Find all lines in the listing that include the word "dossiers", then copy them.
** Exercise inputs follows **
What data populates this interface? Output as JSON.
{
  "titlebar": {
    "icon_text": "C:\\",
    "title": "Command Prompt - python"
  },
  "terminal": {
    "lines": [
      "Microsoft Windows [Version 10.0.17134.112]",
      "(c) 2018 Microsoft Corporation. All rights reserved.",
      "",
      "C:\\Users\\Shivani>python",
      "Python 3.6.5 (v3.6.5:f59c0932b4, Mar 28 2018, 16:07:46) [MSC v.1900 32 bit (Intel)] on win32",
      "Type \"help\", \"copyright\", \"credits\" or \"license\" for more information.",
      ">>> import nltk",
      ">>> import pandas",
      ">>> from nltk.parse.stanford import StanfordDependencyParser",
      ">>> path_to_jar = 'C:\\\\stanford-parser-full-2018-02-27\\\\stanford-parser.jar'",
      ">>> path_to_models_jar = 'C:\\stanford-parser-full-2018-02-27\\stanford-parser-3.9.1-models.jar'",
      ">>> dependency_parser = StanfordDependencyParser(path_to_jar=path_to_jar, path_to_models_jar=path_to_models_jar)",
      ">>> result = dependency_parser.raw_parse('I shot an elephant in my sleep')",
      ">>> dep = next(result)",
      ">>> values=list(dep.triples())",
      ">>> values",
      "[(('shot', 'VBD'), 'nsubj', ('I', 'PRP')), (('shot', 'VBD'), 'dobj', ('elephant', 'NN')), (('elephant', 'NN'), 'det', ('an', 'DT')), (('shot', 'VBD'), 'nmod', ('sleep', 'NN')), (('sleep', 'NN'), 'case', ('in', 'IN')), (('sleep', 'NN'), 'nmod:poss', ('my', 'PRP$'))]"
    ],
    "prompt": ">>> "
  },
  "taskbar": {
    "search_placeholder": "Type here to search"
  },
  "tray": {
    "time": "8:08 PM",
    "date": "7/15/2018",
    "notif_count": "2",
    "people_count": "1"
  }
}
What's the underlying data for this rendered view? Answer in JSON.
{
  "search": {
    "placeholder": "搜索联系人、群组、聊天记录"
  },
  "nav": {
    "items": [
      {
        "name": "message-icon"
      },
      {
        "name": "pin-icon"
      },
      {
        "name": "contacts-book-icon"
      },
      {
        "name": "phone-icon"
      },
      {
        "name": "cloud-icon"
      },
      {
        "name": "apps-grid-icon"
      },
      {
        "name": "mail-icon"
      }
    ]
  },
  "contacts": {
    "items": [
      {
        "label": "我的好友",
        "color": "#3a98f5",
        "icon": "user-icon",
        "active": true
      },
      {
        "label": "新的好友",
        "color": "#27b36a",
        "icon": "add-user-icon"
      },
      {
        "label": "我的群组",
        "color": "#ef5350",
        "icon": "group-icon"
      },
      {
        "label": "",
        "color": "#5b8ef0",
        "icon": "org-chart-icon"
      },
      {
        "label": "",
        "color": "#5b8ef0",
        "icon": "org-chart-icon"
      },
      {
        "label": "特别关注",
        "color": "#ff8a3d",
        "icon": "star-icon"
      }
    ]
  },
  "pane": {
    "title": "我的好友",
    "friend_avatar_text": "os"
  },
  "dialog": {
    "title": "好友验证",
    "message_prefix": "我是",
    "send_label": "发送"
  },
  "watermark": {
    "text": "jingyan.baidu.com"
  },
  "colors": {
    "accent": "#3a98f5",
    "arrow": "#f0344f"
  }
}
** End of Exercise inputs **
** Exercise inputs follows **
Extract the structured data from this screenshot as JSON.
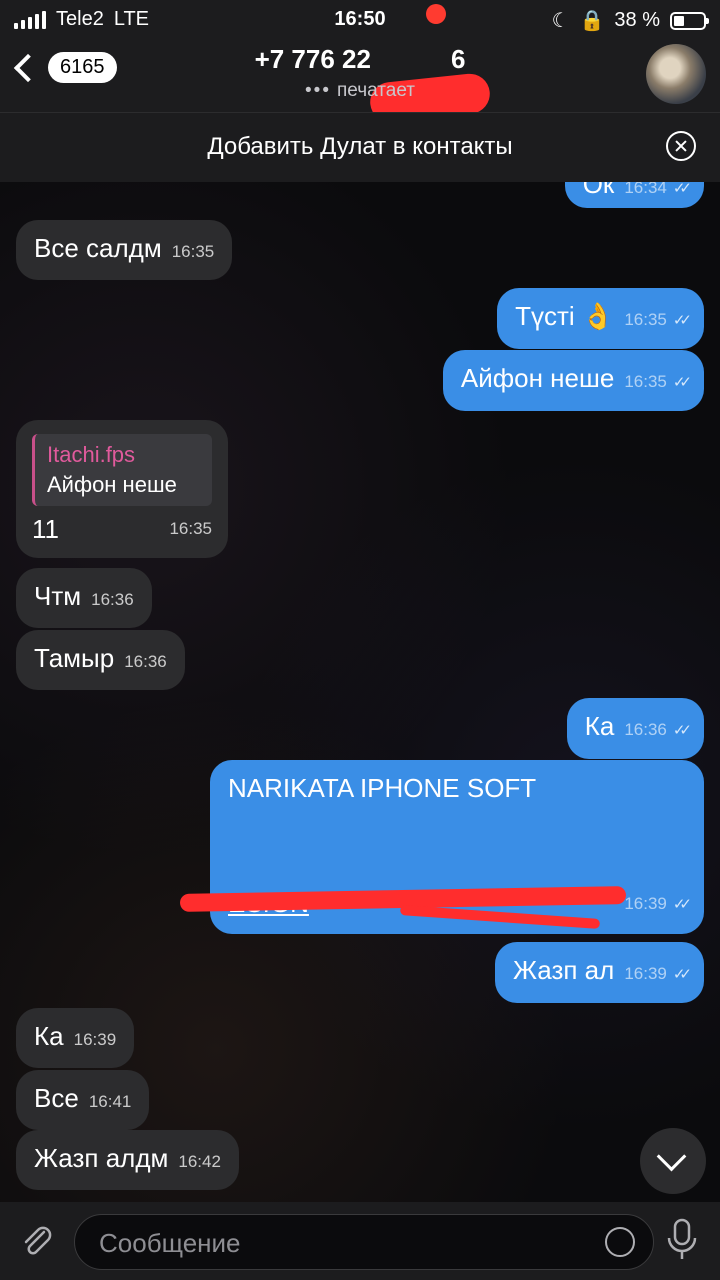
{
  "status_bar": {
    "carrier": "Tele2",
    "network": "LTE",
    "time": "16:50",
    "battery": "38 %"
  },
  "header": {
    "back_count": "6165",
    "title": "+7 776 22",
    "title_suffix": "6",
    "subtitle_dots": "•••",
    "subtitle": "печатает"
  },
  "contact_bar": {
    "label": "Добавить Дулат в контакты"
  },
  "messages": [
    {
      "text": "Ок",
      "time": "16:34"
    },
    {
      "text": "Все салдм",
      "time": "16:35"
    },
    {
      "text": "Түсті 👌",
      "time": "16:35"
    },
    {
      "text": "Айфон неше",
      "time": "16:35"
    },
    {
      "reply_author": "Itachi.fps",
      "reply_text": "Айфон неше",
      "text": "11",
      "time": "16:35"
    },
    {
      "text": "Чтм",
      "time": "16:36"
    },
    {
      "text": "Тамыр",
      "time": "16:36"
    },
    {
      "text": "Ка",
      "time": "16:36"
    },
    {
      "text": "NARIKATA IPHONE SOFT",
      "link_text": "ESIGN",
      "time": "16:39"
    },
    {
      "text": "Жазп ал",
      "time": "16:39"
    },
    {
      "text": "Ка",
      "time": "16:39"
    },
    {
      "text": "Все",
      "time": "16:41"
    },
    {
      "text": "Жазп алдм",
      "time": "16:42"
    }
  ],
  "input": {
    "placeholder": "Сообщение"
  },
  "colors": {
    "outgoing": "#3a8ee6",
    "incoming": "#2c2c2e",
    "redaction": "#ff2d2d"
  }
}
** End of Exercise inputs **
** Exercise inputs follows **
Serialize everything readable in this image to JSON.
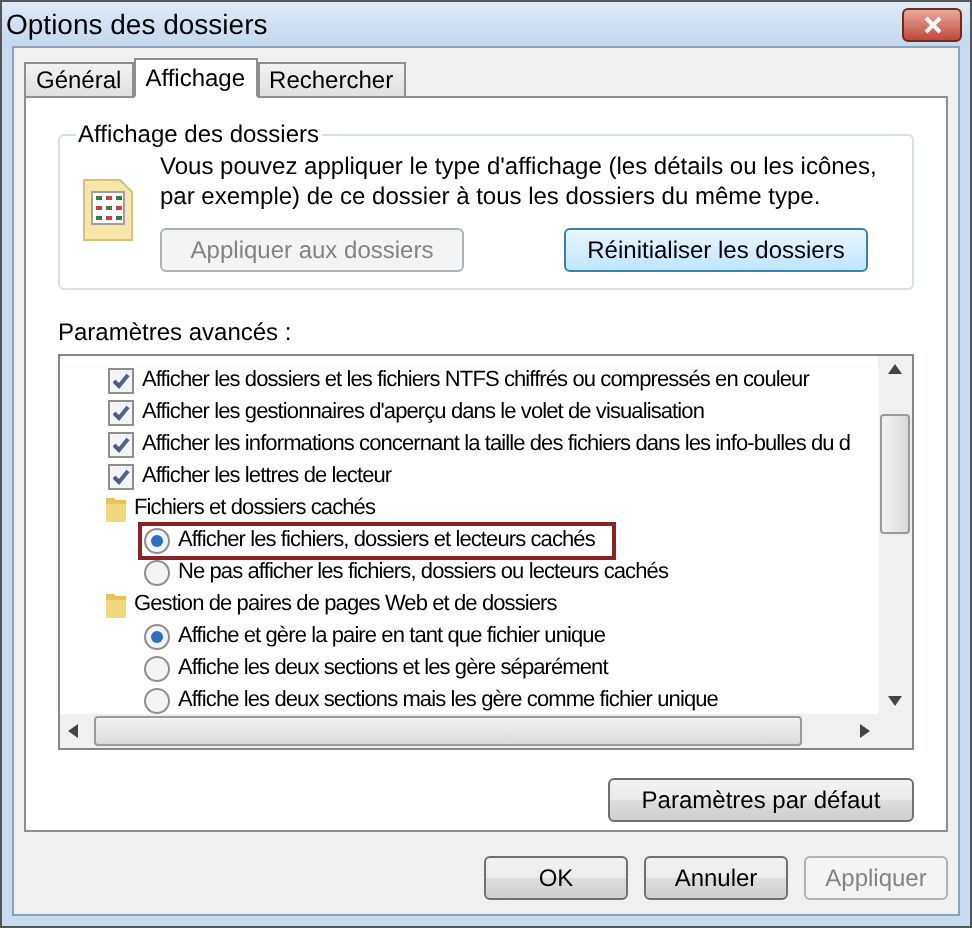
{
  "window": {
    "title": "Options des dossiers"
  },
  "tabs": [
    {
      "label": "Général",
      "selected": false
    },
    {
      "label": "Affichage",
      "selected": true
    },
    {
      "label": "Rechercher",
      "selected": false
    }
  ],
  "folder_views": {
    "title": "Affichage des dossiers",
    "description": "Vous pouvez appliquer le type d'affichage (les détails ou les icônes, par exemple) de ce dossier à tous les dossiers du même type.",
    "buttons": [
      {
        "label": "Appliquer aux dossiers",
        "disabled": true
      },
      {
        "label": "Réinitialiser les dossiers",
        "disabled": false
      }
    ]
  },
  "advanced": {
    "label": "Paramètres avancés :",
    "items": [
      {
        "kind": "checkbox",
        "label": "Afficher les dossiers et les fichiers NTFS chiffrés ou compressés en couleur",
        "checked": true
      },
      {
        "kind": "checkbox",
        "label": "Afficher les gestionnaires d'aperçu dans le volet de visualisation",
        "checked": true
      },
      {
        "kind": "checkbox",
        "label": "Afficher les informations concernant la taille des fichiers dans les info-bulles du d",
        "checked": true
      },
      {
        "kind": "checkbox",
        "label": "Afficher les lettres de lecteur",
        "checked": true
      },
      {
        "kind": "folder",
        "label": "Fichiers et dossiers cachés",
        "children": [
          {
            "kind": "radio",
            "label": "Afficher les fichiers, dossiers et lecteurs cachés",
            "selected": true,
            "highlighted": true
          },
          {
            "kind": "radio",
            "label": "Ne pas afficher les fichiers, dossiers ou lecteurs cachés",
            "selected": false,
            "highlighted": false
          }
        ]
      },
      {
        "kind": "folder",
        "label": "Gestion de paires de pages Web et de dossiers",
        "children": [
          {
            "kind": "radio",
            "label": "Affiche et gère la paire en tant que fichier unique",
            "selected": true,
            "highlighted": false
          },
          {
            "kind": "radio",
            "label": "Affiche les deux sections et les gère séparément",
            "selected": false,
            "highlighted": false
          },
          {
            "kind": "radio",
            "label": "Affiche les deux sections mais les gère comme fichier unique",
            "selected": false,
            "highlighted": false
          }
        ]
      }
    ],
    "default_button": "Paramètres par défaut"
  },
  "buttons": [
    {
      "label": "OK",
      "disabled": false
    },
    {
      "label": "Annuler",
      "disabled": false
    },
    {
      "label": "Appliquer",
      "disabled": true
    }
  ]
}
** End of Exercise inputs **
**Response area:**
    "title": "Options des dossiers"
    "title": "Affichage des dossiers",
    "description": "Vous pouvez appliquer le type d'affichage (les détails ou les icônes, par exemple) de ce dossier à tous les dossiers du même type.",
        "label": "Appliquer aux dossiers",
        "label": "Réinitialiser les dossiers",
        "label": "Afficher les dossiers et les fichiers NTFS chiffrés ou compressés en couleur",
        "label": "Fichiers et dossiers cachés",
            "label": "Afficher les fichiers, dossiers et lecteurs cachés",
            "label": "Ne pas afficher les fichiers, dossiers ou lecteurs cachés",
        "label": "Gestion de paires de pages Web et de dossiers",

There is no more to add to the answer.